  • Carter, W. B. (1990). Health Behavior as a Rational Process. Health Behavior and Health Education. K. Glanz, F. M. Lewis and B. Rimer. San Francisco, Jossey-Bass: 63-91
  • Donabedian, A. (1978). "The quality of medical care." Science 200(4344): 856-64
  • Eichler, R. and R. Levine (2008). Pay for performance in the private sector. Technical Partners Meeting on the Role of the Private Sector in Health Systems, New York, NY
  • Ford, E. W. and D. P. Scanlon (2007). "Promise and problems with supply chain management approaches to health care purchasing." Health Care Manage Rev 32(3): 192-202
  • Garcia-Prado, A. (2005). "Sweetening the Carrot: Motivating Public Physicians for Better Performance " World Bank Policy Research Working Paper No. 3772 3772
  • Gauthier, B. and W. Wane (2007). Leakage of public resources in the health sector : an empirical investigation of Chad. Washington, DC, World Bank
  • Gertler, P. (2000). Final Report: The Impact of Progresa on Health. Washington, DC, International Food Policy Research Institute 
  • Getzen, T. E. (2007). Health Insurance: The Benefits of Risk Pooling. Health Care Economics. Hoboken, NJ, Wiley: 73-91
  • Global Health Workforce Alliance (2008). The Kampala Declaration: An Agenda for Global Action. Geneva, WHO.
  • Grossman, G. (1967). The System: Institutions and Problems. Economic Systems. Englewood Cliffs, NJ, Prentice-Hall: 15-35
  • Justice, J. (1983). "The invisible worker: the role of the peon in Nepal's health service." Soc. Sci. Med 17(14): 967-70 

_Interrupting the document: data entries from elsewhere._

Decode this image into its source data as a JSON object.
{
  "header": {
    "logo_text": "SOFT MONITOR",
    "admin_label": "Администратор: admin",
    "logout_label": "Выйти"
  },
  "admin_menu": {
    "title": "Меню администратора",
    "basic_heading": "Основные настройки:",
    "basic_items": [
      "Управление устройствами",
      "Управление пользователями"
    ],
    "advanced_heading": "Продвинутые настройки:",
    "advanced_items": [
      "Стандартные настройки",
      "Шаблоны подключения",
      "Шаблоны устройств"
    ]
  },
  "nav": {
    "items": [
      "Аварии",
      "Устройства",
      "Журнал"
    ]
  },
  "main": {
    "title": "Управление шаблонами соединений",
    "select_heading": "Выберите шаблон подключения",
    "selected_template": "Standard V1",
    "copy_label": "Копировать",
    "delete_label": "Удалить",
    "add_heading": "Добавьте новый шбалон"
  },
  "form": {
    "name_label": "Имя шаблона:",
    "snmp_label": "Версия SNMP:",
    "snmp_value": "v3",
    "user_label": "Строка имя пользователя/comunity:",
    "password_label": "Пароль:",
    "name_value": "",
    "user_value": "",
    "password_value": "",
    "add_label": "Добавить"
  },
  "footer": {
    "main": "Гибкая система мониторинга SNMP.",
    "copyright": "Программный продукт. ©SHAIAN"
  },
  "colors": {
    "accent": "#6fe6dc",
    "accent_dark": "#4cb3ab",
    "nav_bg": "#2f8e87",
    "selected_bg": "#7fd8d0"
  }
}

  • Kremer, M. (2002). "Pharmaceuticals and the developing world." J Econ Perspect 16(4): 67-90
  • Leonard, K. L. and M. C. Masatu (2007). "Variations in the quality of care accessible to rural communities in Tanzania." Health Aff (Millwood) 26(3): w380-92
  • Mankiw, G. (1997). Ten Principles of Economics. Principles of Economics. Philadelphia, Harcourt Brace: 3-16

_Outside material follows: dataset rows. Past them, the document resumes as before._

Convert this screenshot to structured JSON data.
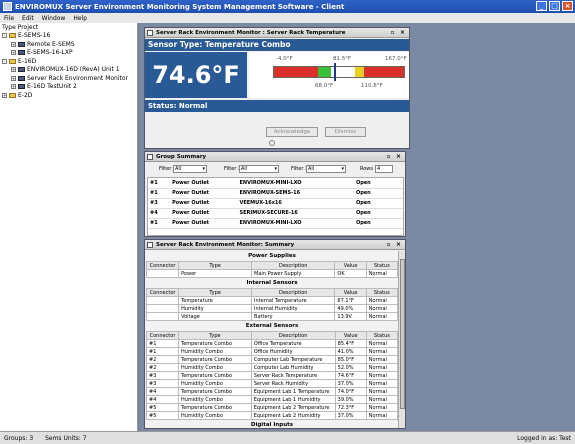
{
  "app": {
    "title": "ENVIROMUX Server Environment Monitoring System Management Software - Client",
    "menu": [
      "File",
      "Edit",
      "Window",
      "Help"
    ]
  },
  "tree": {
    "header": "Type Project",
    "nodes": [
      {
        "label": "E-SEMS-16",
        "level": 0,
        "exp": "-"
      },
      {
        "label": "Remote E-SEMS",
        "level": 1,
        "exp": "+"
      },
      {
        "label": "E-SEMS-16-LXP",
        "level": 1,
        "exp": "+"
      },
      {
        "label": "E-16D",
        "level": 0,
        "exp": "-"
      },
      {
        "label": "ENVIROMUX-16D (RevA) Unit 1",
        "level": 1,
        "exp": "+"
      },
      {
        "label": "Server Rack Environment Monitor",
        "level": 1,
        "exp": "+"
      },
      {
        "label": "E-16D TestUnit 2",
        "level": 1,
        "exp": "+"
      },
      {
        "label": "E-2D",
        "level": 0,
        "exp": "+"
      }
    ]
  },
  "sensor_window": {
    "title": "Server Rack Environment Monitor : Server Rack Temperature",
    "sensor_type": "Sensor Type: Temperature Combo",
    "value": "74.6°F",
    "gauge": {
      "min_label": "-4.0°F",
      "max_label": "167.0°F",
      "low_thresh": "68.0°F",
      "high_thresh": "110.8°F",
      "current_marker": "81.5°F",
      "value_fraction": 0.46
    },
    "status": "Status: Normal",
    "acknowledge": "Acknowledge",
    "dismiss": "Dismiss"
  },
  "group_window": {
    "title": "Group Summary",
    "filter1_label": "Filter 1",
    "filter2_label": "Filter 2",
    "filter3_label": "Filter 3",
    "filter_value": "All",
    "rows_label": "Rows",
    "rows_value": "4",
    "rows": [
      [
        "#1",
        "Power Outlet",
        "ENVIROMUX-MINI-LXO",
        "Open"
      ],
      [
        "#1",
        "Power Outlet",
        "ENVIROMUX-SEMS-16",
        "Open"
      ],
      [
        "#3",
        "Power Outlet",
        "VEEMUX-16x16",
        "Open"
      ],
      [
        "#4",
        "Power Outlet",
        "SERIMUX-SECURE-16",
        "Open"
      ],
      [
        "#1",
        "Power Outlet",
        "ENVIROMUX-MINI-LXO",
        "Open"
      ]
    ]
  },
  "summary_window": {
    "title": "Server Rack Environment Monitor: Summary",
    "columns": [
      "Connector",
      "Type",
      "Description",
      "Value",
      "Status"
    ],
    "power_title": "Power Supplies",
    "power_rows": [
      [
        "",
        "Power",
        "Main Power Supply",
        "OK",
        "Normal"
      ]
    ],
    "internal_title": "Internal Sensors",
    "internal_rows": [
      [
        "",
        "Temperature",
        "Internal Temperature",
        "87.1°F",
        "Normal"
      ],
      [
        "",
        "Humidity",
        "Internal Humidity",
        "49.0%",
        "Normal"
      ],
      [
        "",
        "Voltage",
        "Battery",
        "13.9V",
        "Normal"
      ]
    ],
    "external_title": "External Sensors",
    "external_rows": [
      [
        "#1",
        "Temperature Combo",
        "Office Temperature",
        "85.4°F",
        "Normal"
      ],
      [
        "#1",
        "Humidity Combo",
        "Office Humidity",
        "41.0%",
        "Normal"
      ],
      [
        "#2",
        "Temperature Combo",
        "Computer Lab Temperature",
        "85.0°F",
        "Normal"
      ],
      [
        "#2",
        "Humidity Combo",
        "Computer Lab Humidity",
        "52.0%",
        "Normal"
      ],
      [
        "#3",
        "Temperature Combo",
        "Server Rack Temperature",
        "74.6°F",
        "Normal"
      ],
      [
        "#3",
        "Humidity Combo",
        "Server Rack Humidity",
        "37.0%",
        "Normal"
      ],
      [
        "#4",
        "Temperature Combo",
        "Equipment Lab 1 Temperature",
        "74.0°F",
        "Normal"
      ],
      [
        "#4",
        "Humidity Combo",
        "Equipment Lab 1 Humidity",
        "39.0%",
        "Normal"
      ],
      [
        "#5",
        "Temperature Combo",
        "Equipment Lab 2 Temperature",
        "72.3°F",
        "Normal"
      ],
      [
        "#5",
        "Humidity Combo",
        "Equipment Lab 2 Humidity",
        "37.0%",
        "Normal"
      ]
    ],
    "digital_title": "Digital Inputs"
  },
  "status_bar": {
    "groups": "Groups: 3",
    "sems_units": "Sems Units: 7",
    "logged_in": "Logged in as: Test"
  },
  "colors": {
    "accent_blue": "#2a5a96",
    "gauge_red": "#d9302a",
    "gauge_green": "#3cc03c",
    "gauge_yellow": "#e8d020"
  }
}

  • Mankiw, G. (1997). Thinking Like an Economist. Principles of Economics. Philadelphia, Harcourt Brace: 17-33
  • Oladepo, O., K. Salami, et al. (2007). "Malaria treatment and policy in three regions in Nigeria: The role of patent medicine vendors." FHS Working paper 1, Nigeria Series 
  • Palmer, N., D. H. Mueller, et al. (2004). "Health financing to promote access in low income settings-how much do we know?" Lancet 364(9442): 1365-70
  • Peabody, J. W., O. M. Rahman, et al. (1999). Financing and Allocating Public Expenditures: Leveraging Public Resources to Meet Objectives and Increase Private Participation. Policy and Health: Implications for Development in Asia. New York, Cambridge University Press: 135-184
  • Peabody, J. W., O. M. Rahman, et al. (1999). Toward better equity and access: persistent poverty, inadequate interventions, and the need for better data and solutions. Policy and Health: Implications for Development in Asia. New York, Cambridge University Press: 184-231 
  • Rolfe, B., S. Leshabari, et al. (2008). "The crisis in human resources for health care and the potential of a 'retired' workforce: case study of the independent midwifery sector in Tanzania." Health Policy Plan 23(2): 137-49 
  • Soeters, R., C. Habineza, et al. (2006). "Performance-based financing and changing the district health system: experience from Rwanda." Bull World Health Organ 84(11): 884-9 
  • WHO (2000). World Health Report. Geneva